[H O M E]
|John Popper, the lead singer of Blues Traveler, was an unexpected but most
welcomed guest in a beginning guitar class last Thursday. |
Grant Mazak, lecturer and local owner of Mazak Music, said Popper looked vaguely familiar when he first saw him in class, but he wasn't sure who the visitor was.
"The students introduced him in a humorous way," Mazak said. "They said, 'This is our friend, John,' and they told me he played the harmonica. Then I pretty much figured out who he was."
Two of Mazak's students, Stephanie Miller and Holly McReavy, met Popper at the Ritz, a bar in Austin, the night before class. Miller, who is in a band called Hooker Pink, said she and some of her friends were at the bar when a friend introduced her to Popper.
"We were all hanging out around the pool table (with John Popper)," Miller said. "He's really funny, and he had lots of stories."
Before the night was over, Popper accepted Miller's invitation to come to her guitar class at SWT the next morning. So Miller and McReavy picked him up in Austin and even stopped for breakfast at McDonald's before arriving to class.
Mazak said he had to give a lecture during the class period because he has two beginner guitar classes, and he could not afford to get one class out of sync with the other.
But Mazak's lecture did teach Popper some valuable information. He told Mazak there were some things about Barre cords he never understood until after Mazak's lecture.
After the lecture, Mazak sat with Popper and they played several songs together: Mazak with his guitar and Popper with his harmonica.
The two played the Bob Marley song "No Woman, No Cry," a song the class had been working on. They also played the Blues Traveler song "Hook" and The Beatles song "Imagine."
Miller said she realized in class that Popper was not just a regular, everyday guy.
"When he started playing in class, it was a reality check," Miller said. "He actually has a Grammy."
Besides playing for the class, Mazak said Popper talked about the band and had some anecdotes for the class.
"We traded some road stories; his were better than mine," Mazak said. "We traded some jokes; his were better than mine.
"We traded some lyrics; his were better than mine."
After class, Mazak was invited to eat lunch with Popper and several students at the San Marcos River Pub and Grill.
Mazak said he had always loved Blues Traveler's music on the radio, but he didn't have any of its CDs.
"I'm a little older and I don't buy a lot of contemporary music, but I have three of its CDs now," he said.
Mazak said there is a movement in a lot of contemporary music away from instrumental solos.
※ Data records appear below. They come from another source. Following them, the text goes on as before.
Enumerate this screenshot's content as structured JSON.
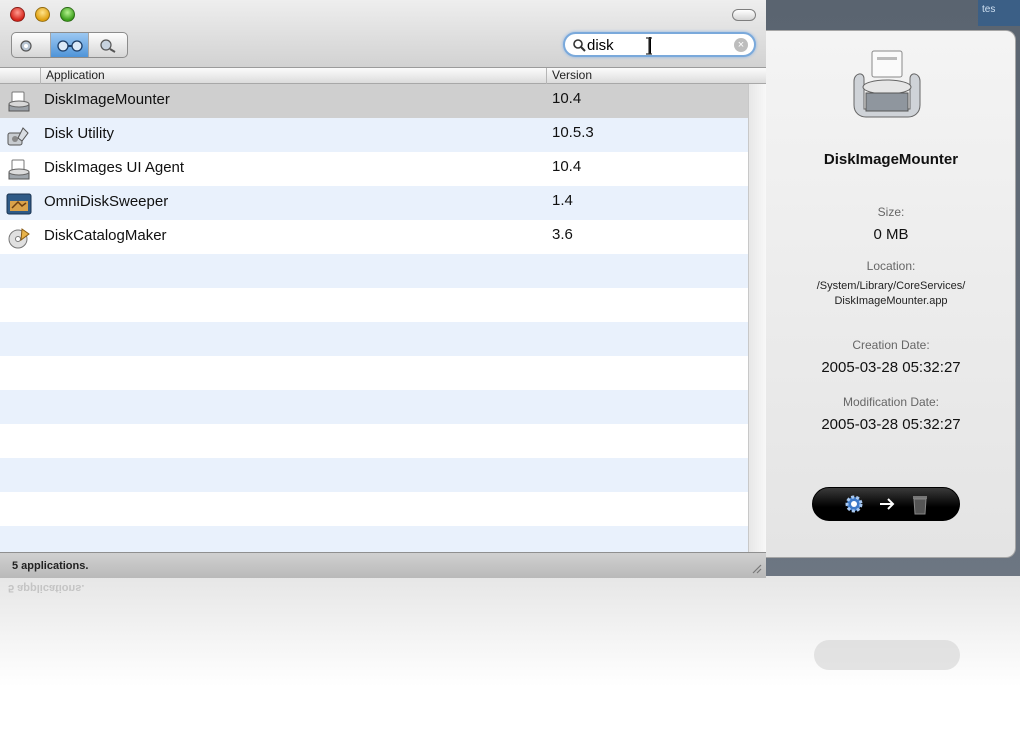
{
  "desktop": {
    "corner_text": "tes"
  },
  "window": {
    "search": {
      "value": "disk",
      "placeholder": ""
    },
    "columns": {
      "application": "Application",
      "version": "Version"
    },
    "rows": [
      {
        "name": "DiskImageMounter",
        "version": "10.4",
        "icon": "disk-image-mounter-icon",
        "selected": true
      },
      {
        "name": "Disk Utility",
        "version": "10.5.3",
        "icon": "disk-utility-icon",
        "selected": false
      },
      {
        "name": "DiskImages UI Agent",
        "version": "10.4",
        "icon": "disk-images-agent-icon",
        "selected": false
      },
      {
        "name": "OmniDiskSweeper",
        "version": "1.4",
        "icon": "omni-disk-sweeper-icon",
        "selected": false
      },
      {
        "name": "DiskCatalogMaker",
        "version": "3.6",
        "icon": "disk-catalog-maker-icon",
        "selected": false
      }
    ],
    "status": "5 applications."
  },
  "info": {
    "title": "DiskImageMounter",
    "size_label": "Size:",
    "size_value": "0 MB",
    "location_label": "Location:",
    "location_line1": "/System/Library/CoreServices/",
    "location_line2": "DiskImageMounter.app",
    "created_label": "Creation Date:",
    "created_value": "2005-03-28 05:32:27",
    "modified_label": "Modification Date:",
    "modified_value": "2005-03-28 05:32:27"
  },
  "reflection": {
    "status": "5 applications."
  },
  "colors": {
    "selected_row": "#cfcfcf",
    "alt_row": "#e9f1fc",
    "accent": "#4f94d8"
  }
}
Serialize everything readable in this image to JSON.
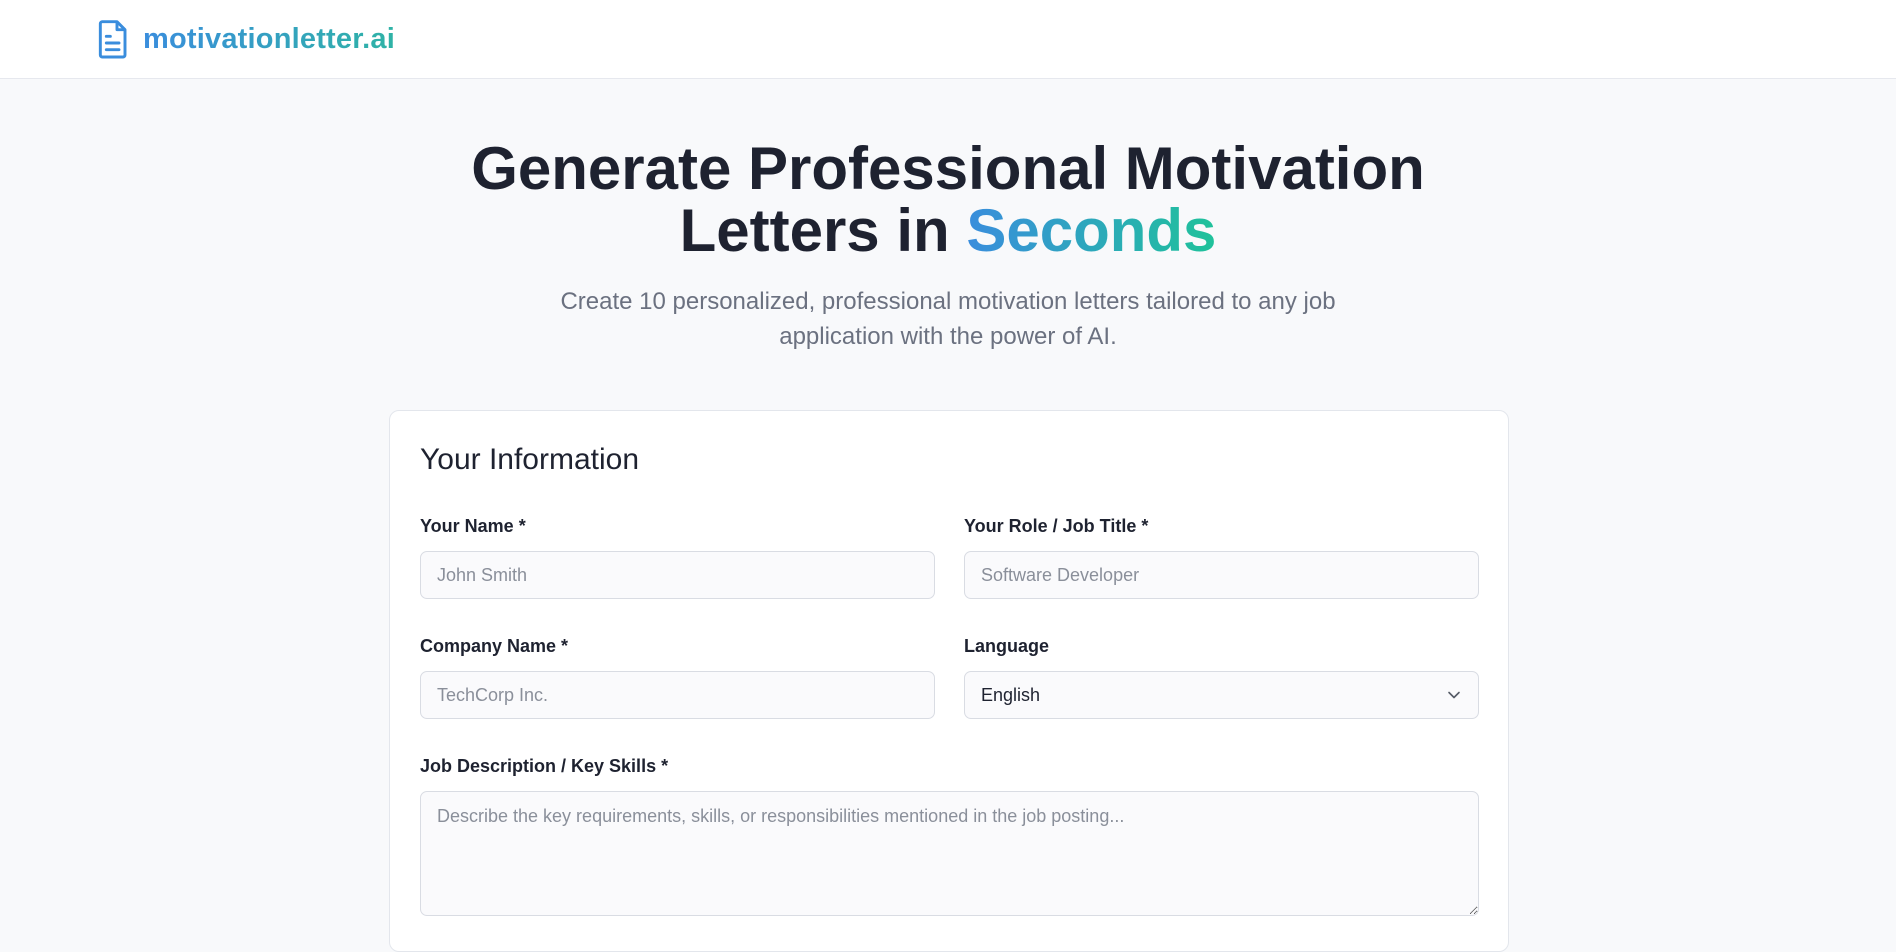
{
  "brand": {
    "name": "motivationletter.ai",
    "icon": "document-icon",
    "color_start": "#3a8ddd",
    "color_end": "#2fb3a6"
  },
  "hero": {
    "title_line1": "Generate Professional Motivation",
    "title_line2_prefix": "Letters in ",
    "title_accent": "Seconds",
    "subtitle": "Create 10 personalized, professional motivation letters tailored to any job application with the power of AI."
  },
  "form": {
    "title": "Your Information",
    "name": {
      "label": "Your Name *",
      "placeholder": "John Smith"
    },
    "role": {
      "label": "Your Role / Job Title *",
      "placeholder": "Software Developer"
    },
    "company": {
      "label": "Company Name *",
      "placeholder": "TechCorp Inc."
    },
    "language": {
      "label": "Language",
      "value": "English",
      "icon": "chevron-down-icon"
    },
    "description": {
      "label": "Job Description / Key Skills *",
      "placeholder": "Describe the key requirements, skills, or responsibilities mentioned in the job posting..."
    }
  }
}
Blues Traveler, he said, reminds him of a classic rock band because they feature more instrumental music, like Popper's harmonica solos.
Mazak said the band is in Austin writing music before its March 21 gig at Stubbs BBQ. Mazak, who is a musician himself, said writing music on the road is difficult, and he assumes Blues Traveler came to Austin because it is a good place to write.
"In all the places I lived, Texas is by far the best place to be a musician," Mazak said.
"It was way beyond the ordinary to meet John Popper because he's not a Texas musician."